Multiple samples from cancer patients facilitate heterogeneity analysis and the possibility to establish genetic relationship between samples. Additionally, samples taken at different time points in the stages of a cancer could provide useful insights into the progression/evolution of the cancer.
The objective of this work has been to implement optimized mutation calling strategies and subclone analysis using high-throughput sequencing data to measure genetic relationship between multiple samples from one cancer patient.
Methods and implementation
A set of custom-made python scripts to facilitate complimentary usage of different software tools and apply cross-sample strategies to improve sensitivity and specificity. Results from different applications are integrated to perform subclone analysis.

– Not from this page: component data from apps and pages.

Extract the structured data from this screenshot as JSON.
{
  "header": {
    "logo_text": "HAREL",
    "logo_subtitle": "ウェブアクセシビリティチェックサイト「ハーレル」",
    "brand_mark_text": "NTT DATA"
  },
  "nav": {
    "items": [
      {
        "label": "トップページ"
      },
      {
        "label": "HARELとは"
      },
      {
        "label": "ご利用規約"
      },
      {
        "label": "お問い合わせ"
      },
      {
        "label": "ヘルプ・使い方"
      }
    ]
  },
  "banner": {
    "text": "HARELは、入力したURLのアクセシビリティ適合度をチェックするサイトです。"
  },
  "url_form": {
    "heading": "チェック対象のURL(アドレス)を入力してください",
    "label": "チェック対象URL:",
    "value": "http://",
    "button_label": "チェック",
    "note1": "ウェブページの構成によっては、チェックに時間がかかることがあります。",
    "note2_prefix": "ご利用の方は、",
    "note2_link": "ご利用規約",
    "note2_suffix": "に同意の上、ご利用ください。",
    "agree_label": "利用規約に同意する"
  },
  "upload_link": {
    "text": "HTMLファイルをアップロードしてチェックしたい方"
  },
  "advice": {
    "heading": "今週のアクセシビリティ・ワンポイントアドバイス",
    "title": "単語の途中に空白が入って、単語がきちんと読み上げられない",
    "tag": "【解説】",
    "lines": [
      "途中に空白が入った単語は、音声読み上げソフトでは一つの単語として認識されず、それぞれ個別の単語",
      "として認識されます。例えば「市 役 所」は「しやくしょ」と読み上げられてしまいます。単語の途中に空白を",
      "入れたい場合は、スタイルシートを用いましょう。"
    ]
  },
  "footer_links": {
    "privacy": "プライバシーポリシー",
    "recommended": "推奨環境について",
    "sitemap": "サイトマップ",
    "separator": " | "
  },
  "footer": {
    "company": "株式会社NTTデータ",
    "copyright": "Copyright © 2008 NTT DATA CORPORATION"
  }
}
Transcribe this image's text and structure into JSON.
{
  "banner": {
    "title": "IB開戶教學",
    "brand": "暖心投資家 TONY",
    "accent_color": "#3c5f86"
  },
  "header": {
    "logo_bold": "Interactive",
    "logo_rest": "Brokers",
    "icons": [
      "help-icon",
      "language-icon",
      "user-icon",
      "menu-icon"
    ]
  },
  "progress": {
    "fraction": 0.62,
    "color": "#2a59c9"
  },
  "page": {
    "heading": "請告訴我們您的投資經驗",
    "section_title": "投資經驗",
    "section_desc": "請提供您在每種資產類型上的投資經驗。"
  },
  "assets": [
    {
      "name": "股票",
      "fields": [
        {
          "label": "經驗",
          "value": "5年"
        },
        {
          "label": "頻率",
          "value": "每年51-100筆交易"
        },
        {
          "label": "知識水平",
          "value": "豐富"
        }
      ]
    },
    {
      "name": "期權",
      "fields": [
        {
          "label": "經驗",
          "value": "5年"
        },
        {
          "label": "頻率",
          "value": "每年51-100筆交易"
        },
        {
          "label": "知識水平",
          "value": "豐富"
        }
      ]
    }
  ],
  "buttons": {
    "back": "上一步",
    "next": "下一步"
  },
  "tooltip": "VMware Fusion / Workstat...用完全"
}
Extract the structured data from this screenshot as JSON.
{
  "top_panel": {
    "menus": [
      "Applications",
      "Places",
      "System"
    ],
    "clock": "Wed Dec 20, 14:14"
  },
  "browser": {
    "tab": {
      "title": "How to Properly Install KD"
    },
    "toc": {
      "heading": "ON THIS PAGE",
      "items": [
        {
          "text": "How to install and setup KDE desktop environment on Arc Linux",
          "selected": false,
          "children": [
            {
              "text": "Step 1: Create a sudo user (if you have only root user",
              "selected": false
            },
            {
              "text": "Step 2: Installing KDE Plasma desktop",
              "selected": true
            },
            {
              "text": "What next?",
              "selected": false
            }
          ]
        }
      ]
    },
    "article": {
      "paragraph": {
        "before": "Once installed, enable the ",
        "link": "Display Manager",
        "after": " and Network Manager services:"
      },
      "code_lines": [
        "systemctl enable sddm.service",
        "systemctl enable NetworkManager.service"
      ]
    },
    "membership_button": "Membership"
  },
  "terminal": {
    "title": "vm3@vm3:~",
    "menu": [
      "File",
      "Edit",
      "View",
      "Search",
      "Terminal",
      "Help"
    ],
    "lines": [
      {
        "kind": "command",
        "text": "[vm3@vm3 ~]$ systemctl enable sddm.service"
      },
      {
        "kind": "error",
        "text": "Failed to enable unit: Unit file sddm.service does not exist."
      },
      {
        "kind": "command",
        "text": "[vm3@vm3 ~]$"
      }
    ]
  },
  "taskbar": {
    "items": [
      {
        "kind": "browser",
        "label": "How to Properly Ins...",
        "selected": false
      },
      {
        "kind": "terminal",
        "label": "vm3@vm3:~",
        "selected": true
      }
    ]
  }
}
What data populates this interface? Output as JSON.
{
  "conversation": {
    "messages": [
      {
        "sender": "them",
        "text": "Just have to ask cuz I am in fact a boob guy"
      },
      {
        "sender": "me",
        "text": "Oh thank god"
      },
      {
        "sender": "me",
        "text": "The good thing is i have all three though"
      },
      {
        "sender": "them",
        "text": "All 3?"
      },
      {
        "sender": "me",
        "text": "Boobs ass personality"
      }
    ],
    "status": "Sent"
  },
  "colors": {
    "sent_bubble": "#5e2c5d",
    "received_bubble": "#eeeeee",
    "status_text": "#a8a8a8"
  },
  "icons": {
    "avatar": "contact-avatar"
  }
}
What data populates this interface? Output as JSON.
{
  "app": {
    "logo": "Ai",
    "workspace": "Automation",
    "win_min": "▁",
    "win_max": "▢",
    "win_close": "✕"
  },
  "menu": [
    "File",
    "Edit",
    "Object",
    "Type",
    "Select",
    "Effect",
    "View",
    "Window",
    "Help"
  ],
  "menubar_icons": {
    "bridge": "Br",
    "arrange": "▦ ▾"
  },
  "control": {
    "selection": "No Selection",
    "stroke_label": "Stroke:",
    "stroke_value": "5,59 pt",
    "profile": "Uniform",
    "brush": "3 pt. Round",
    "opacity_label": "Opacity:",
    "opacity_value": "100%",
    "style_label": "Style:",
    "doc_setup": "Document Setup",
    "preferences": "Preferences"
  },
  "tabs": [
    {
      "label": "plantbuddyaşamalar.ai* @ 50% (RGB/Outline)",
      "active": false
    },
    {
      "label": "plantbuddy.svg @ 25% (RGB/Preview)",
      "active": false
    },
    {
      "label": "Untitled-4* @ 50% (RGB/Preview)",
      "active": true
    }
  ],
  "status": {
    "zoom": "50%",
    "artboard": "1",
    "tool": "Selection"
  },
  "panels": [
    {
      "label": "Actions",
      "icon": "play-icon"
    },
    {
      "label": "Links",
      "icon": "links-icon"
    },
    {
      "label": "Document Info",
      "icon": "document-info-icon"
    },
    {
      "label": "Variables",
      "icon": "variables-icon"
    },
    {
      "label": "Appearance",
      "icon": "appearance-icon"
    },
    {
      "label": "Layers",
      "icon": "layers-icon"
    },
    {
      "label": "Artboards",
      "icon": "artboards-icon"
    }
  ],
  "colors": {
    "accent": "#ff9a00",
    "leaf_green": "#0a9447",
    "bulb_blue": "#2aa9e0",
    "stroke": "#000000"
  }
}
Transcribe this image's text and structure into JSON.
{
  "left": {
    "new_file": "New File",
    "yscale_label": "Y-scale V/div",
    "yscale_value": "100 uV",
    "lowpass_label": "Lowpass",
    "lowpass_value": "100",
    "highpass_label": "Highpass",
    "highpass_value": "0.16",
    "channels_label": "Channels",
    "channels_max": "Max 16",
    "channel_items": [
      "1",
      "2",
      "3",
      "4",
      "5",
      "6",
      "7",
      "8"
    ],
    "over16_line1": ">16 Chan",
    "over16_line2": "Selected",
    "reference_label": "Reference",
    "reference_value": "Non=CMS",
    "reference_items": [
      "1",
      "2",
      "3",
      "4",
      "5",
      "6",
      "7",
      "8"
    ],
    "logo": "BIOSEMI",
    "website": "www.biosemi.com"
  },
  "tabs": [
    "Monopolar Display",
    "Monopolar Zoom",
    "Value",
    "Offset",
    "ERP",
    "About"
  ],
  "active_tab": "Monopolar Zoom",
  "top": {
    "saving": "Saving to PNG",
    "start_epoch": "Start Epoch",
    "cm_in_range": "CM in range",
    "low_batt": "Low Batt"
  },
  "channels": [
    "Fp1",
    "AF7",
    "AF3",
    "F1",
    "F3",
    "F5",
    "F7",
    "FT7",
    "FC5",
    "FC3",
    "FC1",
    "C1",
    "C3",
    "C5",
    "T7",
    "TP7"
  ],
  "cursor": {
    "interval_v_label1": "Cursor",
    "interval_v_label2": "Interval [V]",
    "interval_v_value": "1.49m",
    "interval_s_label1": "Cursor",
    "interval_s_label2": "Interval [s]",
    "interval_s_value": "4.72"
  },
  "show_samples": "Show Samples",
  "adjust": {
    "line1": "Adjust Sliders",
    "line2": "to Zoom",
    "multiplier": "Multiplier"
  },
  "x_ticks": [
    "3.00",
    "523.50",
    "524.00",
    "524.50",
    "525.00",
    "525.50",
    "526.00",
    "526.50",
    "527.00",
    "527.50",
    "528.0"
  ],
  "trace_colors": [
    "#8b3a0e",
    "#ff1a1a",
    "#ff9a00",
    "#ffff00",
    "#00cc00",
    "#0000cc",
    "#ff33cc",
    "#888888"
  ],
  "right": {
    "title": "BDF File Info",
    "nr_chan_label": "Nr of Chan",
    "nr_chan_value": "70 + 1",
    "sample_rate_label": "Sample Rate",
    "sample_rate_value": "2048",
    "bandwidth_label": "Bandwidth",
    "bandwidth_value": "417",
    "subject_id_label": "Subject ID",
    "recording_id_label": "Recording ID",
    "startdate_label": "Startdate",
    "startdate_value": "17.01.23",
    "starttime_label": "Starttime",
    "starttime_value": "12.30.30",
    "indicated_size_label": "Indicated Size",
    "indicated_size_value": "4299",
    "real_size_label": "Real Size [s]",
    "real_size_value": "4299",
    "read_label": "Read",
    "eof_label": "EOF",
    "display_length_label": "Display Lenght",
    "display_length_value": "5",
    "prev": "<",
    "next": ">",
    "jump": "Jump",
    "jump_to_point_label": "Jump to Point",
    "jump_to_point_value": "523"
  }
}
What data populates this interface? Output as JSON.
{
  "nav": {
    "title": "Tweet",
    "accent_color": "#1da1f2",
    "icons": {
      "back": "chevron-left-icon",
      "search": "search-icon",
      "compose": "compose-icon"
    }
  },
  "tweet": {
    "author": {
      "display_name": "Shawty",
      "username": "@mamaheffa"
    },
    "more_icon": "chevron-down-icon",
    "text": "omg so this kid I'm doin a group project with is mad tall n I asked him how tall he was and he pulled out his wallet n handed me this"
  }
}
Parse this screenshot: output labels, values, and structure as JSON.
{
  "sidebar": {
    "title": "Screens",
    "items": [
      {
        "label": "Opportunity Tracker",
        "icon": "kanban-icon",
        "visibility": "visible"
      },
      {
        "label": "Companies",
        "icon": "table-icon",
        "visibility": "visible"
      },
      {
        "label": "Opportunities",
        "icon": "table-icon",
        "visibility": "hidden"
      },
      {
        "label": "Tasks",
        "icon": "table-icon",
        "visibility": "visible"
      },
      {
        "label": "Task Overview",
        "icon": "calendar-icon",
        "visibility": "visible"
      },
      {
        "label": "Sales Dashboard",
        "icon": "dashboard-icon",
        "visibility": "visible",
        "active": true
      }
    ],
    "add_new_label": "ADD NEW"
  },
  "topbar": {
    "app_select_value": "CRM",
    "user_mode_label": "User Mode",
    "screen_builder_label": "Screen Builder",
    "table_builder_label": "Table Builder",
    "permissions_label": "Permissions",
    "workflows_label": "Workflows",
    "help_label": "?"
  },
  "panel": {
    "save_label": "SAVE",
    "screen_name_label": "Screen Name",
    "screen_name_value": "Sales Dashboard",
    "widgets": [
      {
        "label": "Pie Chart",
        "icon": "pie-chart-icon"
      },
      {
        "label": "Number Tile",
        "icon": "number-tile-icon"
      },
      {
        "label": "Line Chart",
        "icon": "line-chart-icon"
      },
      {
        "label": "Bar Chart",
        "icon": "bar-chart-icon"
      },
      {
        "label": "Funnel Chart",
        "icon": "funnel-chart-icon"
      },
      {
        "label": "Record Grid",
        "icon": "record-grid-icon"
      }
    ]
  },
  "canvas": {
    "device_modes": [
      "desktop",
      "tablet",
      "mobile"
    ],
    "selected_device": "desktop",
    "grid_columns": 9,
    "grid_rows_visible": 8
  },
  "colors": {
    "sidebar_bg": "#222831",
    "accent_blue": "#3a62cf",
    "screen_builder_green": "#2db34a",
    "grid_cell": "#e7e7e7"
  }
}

The sDiscovery toolbox is a set of utilities, designed to improve somatic mutation calling and analyze similarity between samples using variant allele frequency, somatic mutations, tumor fraction and copy number variations .
The work of this thesis demonstrates that the strategic choices using the benefits of multiple samples has reduced some of the technical and biological noise from the data and resulted in a more accurate dataset. The methods for measuring similarity between samples provide valuable input for future research into the heterogeneity field of prostate cancer, where strategy used here will be applied to multiple patients with multi-sample datasets from each.